All our translators have to go through a series of tests to make sure they are as good as they say they are, and only if they pass are they allowed to work for Brightlines. There is quite a range of experience and qualifications, but all translators have a minimum of five years’ experience. All translators translate into their mother-tongue without exception and are generally based in-country so they are up-to-date with the local language. We match translators with projects/clients depending on the subject matter, and most of our translators have industry experience in their speciality – there is no better experience than being immersed professionally in the industry they specialise in. Our costs are based on translator experience, speciality (i.e. medical, creative, scientific) and the language choice.

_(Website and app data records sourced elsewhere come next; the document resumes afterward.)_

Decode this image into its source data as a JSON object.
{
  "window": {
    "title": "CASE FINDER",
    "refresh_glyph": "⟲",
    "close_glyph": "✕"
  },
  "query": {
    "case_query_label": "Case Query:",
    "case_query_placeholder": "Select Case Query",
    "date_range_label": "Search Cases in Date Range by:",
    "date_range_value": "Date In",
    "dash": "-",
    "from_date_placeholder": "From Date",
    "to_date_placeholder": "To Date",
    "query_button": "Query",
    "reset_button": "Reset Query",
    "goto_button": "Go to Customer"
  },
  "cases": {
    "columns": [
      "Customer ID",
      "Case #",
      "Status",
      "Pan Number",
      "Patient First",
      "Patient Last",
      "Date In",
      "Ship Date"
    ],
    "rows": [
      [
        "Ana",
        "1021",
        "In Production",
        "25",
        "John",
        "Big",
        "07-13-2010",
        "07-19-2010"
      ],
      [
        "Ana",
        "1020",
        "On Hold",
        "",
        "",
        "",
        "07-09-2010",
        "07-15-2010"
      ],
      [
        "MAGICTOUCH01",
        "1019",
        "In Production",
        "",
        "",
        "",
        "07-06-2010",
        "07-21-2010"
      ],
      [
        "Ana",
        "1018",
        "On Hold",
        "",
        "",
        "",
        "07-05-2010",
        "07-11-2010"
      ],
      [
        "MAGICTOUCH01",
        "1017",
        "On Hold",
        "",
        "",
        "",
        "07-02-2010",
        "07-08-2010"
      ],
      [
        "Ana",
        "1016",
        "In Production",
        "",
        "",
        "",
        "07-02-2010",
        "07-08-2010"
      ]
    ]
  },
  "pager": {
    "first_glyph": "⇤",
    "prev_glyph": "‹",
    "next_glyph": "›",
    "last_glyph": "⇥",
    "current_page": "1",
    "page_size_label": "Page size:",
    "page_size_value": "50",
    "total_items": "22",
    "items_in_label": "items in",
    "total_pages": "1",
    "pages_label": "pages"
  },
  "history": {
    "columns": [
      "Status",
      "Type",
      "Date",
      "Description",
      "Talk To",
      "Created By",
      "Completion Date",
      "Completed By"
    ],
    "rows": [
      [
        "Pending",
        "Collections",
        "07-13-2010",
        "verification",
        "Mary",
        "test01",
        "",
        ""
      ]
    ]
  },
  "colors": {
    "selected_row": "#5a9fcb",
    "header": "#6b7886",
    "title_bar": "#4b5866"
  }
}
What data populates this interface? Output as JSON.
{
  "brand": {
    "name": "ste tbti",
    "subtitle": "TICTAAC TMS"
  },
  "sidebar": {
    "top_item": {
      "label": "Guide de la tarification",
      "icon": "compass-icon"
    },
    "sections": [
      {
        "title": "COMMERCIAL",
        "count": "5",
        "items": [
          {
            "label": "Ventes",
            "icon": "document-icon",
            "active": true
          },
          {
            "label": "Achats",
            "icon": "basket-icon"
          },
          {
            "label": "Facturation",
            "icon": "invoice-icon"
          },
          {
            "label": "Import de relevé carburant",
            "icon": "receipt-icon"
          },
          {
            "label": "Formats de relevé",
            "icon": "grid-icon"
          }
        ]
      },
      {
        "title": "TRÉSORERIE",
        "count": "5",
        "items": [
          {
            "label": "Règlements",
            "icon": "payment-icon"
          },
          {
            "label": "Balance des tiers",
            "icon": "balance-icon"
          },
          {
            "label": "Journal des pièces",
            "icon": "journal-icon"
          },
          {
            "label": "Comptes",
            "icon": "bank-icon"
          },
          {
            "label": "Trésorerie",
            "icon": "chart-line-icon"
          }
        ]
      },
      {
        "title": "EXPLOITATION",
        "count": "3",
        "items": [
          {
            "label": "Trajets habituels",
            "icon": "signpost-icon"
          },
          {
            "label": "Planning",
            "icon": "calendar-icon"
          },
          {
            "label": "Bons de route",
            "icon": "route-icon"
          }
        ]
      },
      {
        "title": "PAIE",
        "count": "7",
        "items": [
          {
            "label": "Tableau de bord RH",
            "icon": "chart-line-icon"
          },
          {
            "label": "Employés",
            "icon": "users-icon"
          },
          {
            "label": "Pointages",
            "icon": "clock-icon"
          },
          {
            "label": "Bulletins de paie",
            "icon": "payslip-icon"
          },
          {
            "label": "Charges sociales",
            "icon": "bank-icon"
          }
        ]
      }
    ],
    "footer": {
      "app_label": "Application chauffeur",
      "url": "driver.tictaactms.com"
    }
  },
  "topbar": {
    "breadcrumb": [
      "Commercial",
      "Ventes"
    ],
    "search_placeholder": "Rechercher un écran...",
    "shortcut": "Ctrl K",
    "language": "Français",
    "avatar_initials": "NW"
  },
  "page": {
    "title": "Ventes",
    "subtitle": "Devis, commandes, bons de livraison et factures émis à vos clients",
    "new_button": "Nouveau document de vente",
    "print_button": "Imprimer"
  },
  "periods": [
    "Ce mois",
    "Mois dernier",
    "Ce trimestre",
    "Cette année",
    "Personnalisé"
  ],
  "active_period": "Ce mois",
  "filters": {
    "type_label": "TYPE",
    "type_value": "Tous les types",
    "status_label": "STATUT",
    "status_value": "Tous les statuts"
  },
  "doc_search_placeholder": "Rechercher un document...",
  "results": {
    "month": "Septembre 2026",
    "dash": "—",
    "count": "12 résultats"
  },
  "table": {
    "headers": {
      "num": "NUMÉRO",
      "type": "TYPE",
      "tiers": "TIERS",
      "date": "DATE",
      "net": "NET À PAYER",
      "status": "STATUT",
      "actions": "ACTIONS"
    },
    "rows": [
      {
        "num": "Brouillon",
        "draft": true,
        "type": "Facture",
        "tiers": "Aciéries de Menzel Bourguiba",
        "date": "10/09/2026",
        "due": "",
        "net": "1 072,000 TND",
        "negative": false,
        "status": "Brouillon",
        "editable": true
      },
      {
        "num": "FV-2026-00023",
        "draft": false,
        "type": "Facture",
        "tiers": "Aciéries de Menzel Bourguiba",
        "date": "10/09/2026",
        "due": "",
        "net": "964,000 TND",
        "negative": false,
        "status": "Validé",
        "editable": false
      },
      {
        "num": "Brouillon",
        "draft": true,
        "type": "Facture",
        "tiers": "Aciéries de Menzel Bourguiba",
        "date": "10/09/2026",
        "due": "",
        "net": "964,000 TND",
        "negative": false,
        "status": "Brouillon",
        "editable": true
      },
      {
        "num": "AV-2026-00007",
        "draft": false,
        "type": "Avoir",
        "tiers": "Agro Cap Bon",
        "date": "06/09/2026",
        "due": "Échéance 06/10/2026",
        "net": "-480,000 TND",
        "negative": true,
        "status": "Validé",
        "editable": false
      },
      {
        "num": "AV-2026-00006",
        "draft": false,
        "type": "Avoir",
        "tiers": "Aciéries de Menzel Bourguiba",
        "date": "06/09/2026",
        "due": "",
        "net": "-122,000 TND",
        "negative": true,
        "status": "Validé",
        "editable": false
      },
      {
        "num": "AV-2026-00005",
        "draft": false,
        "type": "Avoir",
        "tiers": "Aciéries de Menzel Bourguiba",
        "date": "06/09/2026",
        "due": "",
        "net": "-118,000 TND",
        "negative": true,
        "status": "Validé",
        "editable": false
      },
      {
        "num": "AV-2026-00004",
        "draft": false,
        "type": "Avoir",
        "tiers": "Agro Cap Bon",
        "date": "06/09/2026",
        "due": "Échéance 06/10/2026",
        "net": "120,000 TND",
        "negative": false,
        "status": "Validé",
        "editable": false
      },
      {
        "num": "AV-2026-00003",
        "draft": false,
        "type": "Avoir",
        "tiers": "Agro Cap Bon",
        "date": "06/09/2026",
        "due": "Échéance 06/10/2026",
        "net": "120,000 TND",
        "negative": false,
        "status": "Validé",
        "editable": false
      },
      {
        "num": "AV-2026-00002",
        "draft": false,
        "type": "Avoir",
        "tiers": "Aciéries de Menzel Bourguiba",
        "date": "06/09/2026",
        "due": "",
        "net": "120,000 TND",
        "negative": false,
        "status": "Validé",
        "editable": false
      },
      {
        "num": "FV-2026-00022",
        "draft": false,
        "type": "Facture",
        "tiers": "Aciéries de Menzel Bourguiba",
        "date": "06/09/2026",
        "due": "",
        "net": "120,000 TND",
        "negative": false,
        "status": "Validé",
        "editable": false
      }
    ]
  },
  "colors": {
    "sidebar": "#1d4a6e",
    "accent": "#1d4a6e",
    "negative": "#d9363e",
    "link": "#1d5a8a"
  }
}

Which languages can you translate into?
We have an extensive database with hundreds of trusted and tested translators covering all commercial languages. If you cannot see the language or dialect you need please ask.
I don’t know the word count; can you base the quote on the number of pages?
Our pricing structure is based on a rate-per-word, but we can estimate from a page count. If we can’t see the source document then we would usually estimate between 300 – 500 words a page depending on the density of the text and the presence of photos and images.
Does the translation need to be proofread?
Brightlines is an ISO 9001:2015 certified company. This means that quality is safeguarded. We adhere to the “four-eyes principle” and translations are always checked by a second professional proofreader (who is not the translator). If the translation is for internal use and reference purposes only (i.e. not to be published, distributed or used in a court of law), or you simply don’t wish to have proofreading, we can remove the proofreading stage.